== Input material

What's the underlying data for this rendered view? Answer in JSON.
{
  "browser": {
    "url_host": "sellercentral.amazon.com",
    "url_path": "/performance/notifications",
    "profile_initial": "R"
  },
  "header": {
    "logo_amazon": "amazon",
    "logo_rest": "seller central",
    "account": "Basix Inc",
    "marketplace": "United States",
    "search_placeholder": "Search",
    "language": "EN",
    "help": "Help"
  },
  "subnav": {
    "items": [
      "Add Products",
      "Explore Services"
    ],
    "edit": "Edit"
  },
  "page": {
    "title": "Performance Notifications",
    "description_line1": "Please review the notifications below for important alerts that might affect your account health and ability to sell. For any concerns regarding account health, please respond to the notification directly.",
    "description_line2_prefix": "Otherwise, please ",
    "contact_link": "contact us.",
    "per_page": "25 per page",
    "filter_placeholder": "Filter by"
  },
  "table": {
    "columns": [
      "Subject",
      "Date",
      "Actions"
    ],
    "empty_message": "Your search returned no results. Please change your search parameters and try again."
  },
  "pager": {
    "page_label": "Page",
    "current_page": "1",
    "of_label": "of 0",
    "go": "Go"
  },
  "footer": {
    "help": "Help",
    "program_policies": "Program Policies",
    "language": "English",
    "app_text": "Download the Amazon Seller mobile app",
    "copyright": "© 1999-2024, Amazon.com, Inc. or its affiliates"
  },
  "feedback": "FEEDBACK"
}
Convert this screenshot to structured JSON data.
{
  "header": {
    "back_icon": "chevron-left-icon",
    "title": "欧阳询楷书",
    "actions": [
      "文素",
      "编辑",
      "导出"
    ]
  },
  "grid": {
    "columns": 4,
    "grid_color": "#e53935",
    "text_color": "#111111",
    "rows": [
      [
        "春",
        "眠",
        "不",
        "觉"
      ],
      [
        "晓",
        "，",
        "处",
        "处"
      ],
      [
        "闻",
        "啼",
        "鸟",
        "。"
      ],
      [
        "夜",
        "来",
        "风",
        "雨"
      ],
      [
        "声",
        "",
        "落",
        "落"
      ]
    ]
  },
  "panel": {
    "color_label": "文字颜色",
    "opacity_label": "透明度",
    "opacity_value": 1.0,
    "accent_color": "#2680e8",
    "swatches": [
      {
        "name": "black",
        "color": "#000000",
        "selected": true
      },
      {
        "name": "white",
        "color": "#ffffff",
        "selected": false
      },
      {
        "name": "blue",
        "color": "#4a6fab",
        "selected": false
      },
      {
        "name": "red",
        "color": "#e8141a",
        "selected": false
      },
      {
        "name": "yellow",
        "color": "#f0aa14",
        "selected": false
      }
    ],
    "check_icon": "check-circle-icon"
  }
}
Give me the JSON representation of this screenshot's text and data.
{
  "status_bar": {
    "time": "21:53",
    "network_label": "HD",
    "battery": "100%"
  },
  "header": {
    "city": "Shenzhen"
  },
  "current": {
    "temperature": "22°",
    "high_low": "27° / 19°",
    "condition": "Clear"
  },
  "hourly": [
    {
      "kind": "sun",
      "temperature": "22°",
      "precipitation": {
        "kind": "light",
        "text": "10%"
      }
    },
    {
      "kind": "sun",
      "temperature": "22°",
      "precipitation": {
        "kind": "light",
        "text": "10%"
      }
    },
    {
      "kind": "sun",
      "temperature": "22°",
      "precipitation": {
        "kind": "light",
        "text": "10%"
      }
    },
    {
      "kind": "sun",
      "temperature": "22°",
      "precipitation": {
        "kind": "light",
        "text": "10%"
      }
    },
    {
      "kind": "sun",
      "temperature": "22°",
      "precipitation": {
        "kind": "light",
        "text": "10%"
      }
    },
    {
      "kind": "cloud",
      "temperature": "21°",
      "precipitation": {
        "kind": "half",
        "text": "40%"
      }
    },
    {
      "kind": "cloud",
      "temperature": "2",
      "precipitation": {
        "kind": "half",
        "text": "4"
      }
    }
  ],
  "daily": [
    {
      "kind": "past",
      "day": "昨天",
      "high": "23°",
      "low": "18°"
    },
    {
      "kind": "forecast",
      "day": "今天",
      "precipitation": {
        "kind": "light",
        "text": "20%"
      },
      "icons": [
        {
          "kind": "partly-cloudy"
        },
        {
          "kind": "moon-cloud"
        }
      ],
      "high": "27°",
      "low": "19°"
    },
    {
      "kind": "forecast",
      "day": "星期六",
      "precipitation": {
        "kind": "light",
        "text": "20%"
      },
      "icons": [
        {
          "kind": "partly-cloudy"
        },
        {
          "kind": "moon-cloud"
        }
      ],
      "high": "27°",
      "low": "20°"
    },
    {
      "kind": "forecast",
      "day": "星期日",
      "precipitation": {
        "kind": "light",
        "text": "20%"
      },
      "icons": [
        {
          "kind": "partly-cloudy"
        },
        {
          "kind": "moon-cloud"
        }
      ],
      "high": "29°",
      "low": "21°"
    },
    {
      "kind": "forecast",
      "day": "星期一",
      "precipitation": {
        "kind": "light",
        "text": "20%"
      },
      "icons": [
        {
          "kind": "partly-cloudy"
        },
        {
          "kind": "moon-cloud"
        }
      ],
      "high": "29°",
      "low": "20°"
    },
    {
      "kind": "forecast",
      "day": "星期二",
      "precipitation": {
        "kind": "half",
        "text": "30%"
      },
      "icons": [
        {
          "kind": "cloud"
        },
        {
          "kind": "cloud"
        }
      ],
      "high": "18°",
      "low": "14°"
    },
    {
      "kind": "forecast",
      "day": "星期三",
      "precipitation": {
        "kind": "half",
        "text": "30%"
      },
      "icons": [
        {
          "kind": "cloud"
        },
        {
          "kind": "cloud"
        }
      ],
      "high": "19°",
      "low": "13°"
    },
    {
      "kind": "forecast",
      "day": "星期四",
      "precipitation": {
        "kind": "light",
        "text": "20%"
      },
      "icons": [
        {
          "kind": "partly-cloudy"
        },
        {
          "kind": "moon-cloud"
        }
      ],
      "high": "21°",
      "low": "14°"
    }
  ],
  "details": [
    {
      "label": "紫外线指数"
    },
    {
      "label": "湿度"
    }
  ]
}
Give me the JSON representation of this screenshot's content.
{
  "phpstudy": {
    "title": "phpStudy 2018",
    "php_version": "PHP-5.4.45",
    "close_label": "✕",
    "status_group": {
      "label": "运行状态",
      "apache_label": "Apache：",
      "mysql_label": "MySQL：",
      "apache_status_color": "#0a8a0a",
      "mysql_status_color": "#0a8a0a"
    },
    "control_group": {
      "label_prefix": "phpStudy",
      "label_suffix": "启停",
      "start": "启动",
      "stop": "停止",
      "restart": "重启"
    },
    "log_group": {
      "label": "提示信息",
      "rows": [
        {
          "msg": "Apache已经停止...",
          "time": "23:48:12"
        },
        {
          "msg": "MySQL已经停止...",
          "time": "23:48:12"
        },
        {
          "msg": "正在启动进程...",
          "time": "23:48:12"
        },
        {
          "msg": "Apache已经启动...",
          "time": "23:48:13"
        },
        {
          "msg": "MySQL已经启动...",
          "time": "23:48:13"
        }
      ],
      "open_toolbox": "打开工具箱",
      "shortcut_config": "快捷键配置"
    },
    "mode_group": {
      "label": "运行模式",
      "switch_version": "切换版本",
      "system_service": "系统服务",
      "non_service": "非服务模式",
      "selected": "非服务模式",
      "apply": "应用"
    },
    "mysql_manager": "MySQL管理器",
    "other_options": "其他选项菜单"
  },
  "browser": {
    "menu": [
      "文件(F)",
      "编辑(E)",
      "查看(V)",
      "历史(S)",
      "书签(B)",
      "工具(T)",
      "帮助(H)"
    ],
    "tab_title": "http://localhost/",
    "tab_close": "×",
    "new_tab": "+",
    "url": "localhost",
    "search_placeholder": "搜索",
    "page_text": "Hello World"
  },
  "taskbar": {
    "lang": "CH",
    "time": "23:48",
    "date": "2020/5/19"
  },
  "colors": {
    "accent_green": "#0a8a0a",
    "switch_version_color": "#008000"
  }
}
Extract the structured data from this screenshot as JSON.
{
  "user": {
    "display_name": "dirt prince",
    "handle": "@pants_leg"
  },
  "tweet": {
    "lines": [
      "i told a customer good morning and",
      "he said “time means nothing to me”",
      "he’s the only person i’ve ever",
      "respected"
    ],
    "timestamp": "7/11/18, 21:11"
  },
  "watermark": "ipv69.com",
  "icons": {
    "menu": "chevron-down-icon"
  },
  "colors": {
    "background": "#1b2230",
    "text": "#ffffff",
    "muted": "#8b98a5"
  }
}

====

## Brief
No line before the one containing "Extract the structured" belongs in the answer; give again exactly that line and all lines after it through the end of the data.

## Solution for this problem
Extract the structured data from this screenshot as JSON.
{
  "user": {
    "display_name": "dirt prince",
    "handle": "@pants_leg"
  },
  "tweet": {
    "lines": [
      "i told a customer good morning and",
      "he said “time means nothing to me”",
      "he’s the only person i’ve ever",
      "respected"
    ],
    "timestamp": "7/11/18, 21:11"
  },
  "watermark": "ipv69.com",
  "icons": {
    "menu": "chevron-down-icon"
  },
  "colors": {
    "background": "#1b2230",
    "text": "#ffffff",
    "muted": "#8b98a5"
  }
}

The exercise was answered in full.